**Dataset rows for apps and sites:**
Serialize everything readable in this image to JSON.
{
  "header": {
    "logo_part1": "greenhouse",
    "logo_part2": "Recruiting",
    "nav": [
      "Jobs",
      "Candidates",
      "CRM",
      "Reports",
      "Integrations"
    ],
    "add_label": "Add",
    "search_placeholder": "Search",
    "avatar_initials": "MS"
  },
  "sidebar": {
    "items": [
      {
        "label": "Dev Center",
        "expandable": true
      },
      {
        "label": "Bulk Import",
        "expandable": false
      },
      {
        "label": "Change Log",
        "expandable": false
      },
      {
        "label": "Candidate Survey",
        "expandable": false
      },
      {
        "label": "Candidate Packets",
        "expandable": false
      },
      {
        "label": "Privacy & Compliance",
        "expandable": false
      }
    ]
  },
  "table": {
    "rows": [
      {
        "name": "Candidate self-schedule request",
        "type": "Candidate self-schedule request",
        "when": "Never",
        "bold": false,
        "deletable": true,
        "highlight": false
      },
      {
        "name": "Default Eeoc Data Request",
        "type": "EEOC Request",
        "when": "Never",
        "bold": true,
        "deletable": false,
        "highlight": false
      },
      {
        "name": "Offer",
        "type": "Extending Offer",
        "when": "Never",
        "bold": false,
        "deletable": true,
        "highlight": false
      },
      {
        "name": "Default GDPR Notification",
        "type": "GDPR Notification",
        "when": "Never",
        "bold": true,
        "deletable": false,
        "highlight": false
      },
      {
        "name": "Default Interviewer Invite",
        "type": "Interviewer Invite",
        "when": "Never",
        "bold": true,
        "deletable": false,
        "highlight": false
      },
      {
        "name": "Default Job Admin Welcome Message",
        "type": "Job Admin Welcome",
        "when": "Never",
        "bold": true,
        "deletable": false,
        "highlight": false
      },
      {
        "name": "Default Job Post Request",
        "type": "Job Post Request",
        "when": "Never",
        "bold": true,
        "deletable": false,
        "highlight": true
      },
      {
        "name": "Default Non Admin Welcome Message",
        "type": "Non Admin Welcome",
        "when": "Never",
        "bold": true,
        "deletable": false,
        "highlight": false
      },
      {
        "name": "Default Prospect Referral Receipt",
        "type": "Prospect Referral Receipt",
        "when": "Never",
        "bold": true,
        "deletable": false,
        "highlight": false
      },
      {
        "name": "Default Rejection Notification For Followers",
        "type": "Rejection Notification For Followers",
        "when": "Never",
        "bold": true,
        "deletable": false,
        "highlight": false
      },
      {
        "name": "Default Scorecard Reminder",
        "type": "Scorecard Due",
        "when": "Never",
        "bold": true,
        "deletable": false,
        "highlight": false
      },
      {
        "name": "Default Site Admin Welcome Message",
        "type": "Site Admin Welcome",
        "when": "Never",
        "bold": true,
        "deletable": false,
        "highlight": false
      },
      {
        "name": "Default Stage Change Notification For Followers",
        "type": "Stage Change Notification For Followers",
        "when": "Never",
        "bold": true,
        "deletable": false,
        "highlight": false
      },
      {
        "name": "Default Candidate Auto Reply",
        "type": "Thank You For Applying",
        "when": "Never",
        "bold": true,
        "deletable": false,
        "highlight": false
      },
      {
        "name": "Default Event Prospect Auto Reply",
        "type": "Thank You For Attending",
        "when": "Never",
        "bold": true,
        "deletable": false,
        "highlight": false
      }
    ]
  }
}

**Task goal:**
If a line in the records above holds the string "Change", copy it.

**Expected output:**
        "label": "Change Log",
        "name": "Default Stage Change Notification For Followers",
        "type": "Stage Change Notification For Followers",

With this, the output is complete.